Chapter three talks about the development of architecture in Western Asia and how its cities were developed. Early cities relied on three active properties, people productive resources and ambition. The people that occupied these cities believed that it had to be more than just a place to raise cows. They felt that it was important to develop interaction among its people as well as a place for shopping and all sorts of ways for people to buy and sell things. They were also broken up into specialized groups, some were trained to fight and others were trained to build. There was also a group of individuals that were in charge of the decision making for the rest of the city.

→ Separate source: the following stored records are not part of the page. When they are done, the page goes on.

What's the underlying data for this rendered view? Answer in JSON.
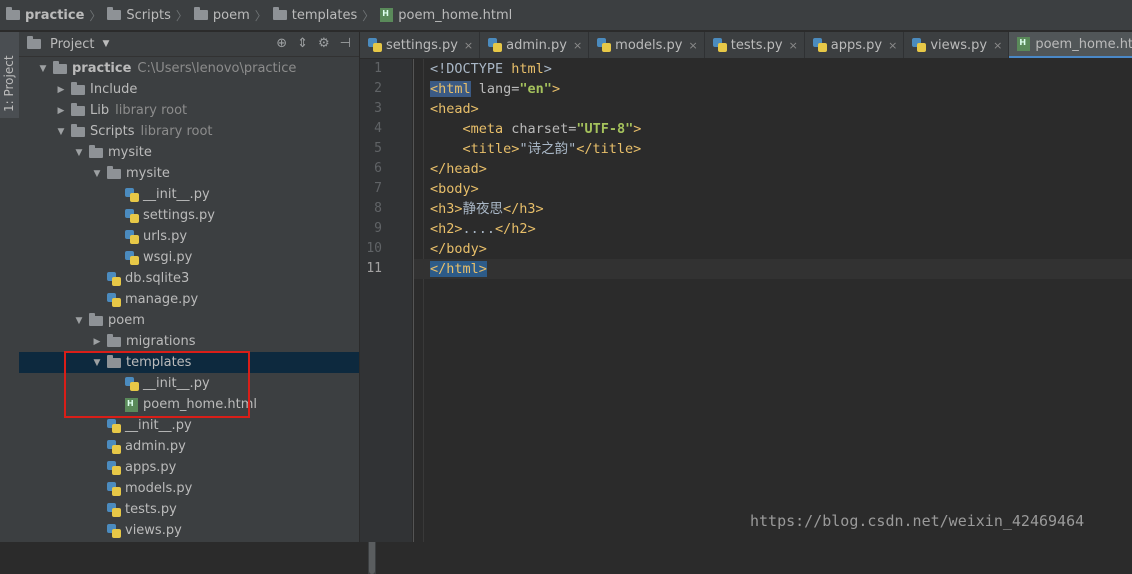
{
  "breadcrumb": [
    "practice",
    "Scripts",
    "poem",
    "templates",
    "poem_home.html"
  ],
  "side_tab": "1: Project",
  "project_panel": {
    "title": "Project",
    "tree": [
      {
        "label": "practice",
        "extra": "C:\\Users\\lenovo\\practice",
        "icon": "folder-icon",
        "arrow": "down"
      },
      {
        "label": "Include",
        "extra": "",
        "icon": "folder-icon",
        "arrow": "right"
      },
      {
        "label": "Lib",
        "extra": "library root",
        "icon": "folder-icon",
        "arrow": "right"
      },
      {
        "label": "Scripts",
        "extra": "library root",
        "icon": "folder-icon",
        "arrow": "down"
      },
      {
        "label": "mysite",
        "extra": "",
        "icon": "folder-icon",
        "arrow": "down"
      },
      {
        "label": "mysite",
        "extra": "",
        "icon": "folder-icon",
        "arrow": "down"
      },
      {
        "label": "__init__.py",
        "extra": "",
        "icon": "python-file-icon",
        "arrow": ""
      },
      {
        "label": "settings.py",
        "extra": "",
        "icon": "python-file-icon",
        "arrow": ""
      },
      {
        "label": "urls.py",
        "extra": "",
        "icon": "python-file-icon",
        "arrow": ""
      },
      {
        "label": "wsgi.py",
        "extra": "",
        "icon": "python-file-icon",
        "arrow": ""
      },
      {
        "label": "db.sqlite3",
        "extra": "",
        "icon": "python-file-icon",
        "arrow": ""
      },
      {
        "label": "manage.py",
        "extra": "",
        "icon": "python-file-icon",
        "arrow": ""
      },
      {
        "label": "poem",
        "extra": "",
        "icon": "folder-icon",
        "arrow": "down"
      },
      {
        "label": "migrations",
        "extra": "",
        "icon": "folder-icon",
        "arrow": "right"
      },
      {
        "label": "templates",
        "extra": "",
        "icon": "folder-icon",
        "arrow": "down"
      },
      {
        "label": "__init__.py",
        "extra": "",
        "icon": "python-file-icon",
        "arrow": ""
      },
      {
        "label": "poem_home.html",
        "extra": "",
        "icon": "html-file-icon",
        "arrow": ""
      },
      {
        "label": "__init__.py",
        "extra": "",
        "icon": "python-file-icon",
        "arrow": ""
      },
      {
        "label": "admin.py",
        "extra": "",
        "icon": "python-file-icon",
        "arrow": ""
      },
      {
        "label": "apps.py",
        "extra": "",
        "icon": "python-file-icon",
        "arrow": ""
      },
      {
        "label": "models.py",
        "extra": "",
        "icon": "python-file-icon",
        "arrow": ""
      },
      {
        "label": "tests.py",
        "extra": "",
        "icon": "python-file-icon",
        "arrow": ""
      },
      {
        "label": "views.py",
        "extra": "",
        "icon": "python-file-icon",
        "arrow": ""
      }
    ]
  },
  "tabs": [
    {
      "label": "settings.py",
      "icon": "python-file-icon",
      "active": false
    },
    {
      "label": "admin.py",
      "icon": "python-file-icon",
      "active": false
    },
    {
      "label": "models.py",
      "icon": "python-file-icon",
      "active": false
    },
    {
      "label": "tests.py",
      "icon": "python-file-icon",
      "active": false
    },
    {
      "label": "apps.py",
      "icon": "python-file-icon",
      "active": false
    },
    {
      "label": "views.py",
      "icon": "python-file-icon",
      "active": false
    },
    {
      "label": "poem_home.html",
      "icon": "html-file-icon",
      "active": true
    }
  ],
  "editor": {
    "line_numbers": [
      "1",
      "2",
      "3",
      "4",
      "5",
      "6",
      "7",
      "8",
      "9",
      "10",
      "11"
    ],
    "lines": [
      "<!DOCTYPE html>",
      "<html lang=\"en\">",
      "<head>",
      "    <meta charset=\"UTF-8\">",
      "    <title>\"诗之韵\"</title>",
      "</head>",
      "<body>",
      "<h3>静夜思</h3>",
      "<h2>....</h2>",
      "</body>",
      "</html>"
    ]
  },
  "watermark": "https://blog.csdn.net/weixin_42469464",
  "colors": {
    "tag": "#e8bf6a",
    "attr_value": "#a5c25c",
    "selection": "#0d293e",
    "highlight_box": "#d91e18"
  }
}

These citizens came across this power due to the advantage of having wealth. Jericho was considered the first city to be developed in Western Asia at around 7500 B.C. There was a reliable source of water that was located from a place called Elishas’s fountain. The first settlement was based around agriculture which led to solid domed houses of mud-brick, with an entrance porch and curved walls. The settlement covered about eight acres of land. In 1972, the historian Alfred W. Crosby, Jr., proposed that Christopher Columbus's voyages to the New World produced even greater consequences biologically than they did culturally. The Columbian Exchange is the term Crosby coined to describe the worldwide redistribution of plants, animals, and diseases that resulted from the initial contacts between Europeans and American Indians. This process had a profound impact on both societies. Columbus brought the first horses and pigs to the Americas; both animals became integrated into many Indian societies. Likewise, the new plant and animal species that Columbus and other explorers encountered in North America such as tobacco, corn, and turkeys presented a challenge to traditional Christian conceptions of the world and opened new opportunities for European farmers and businesspeople.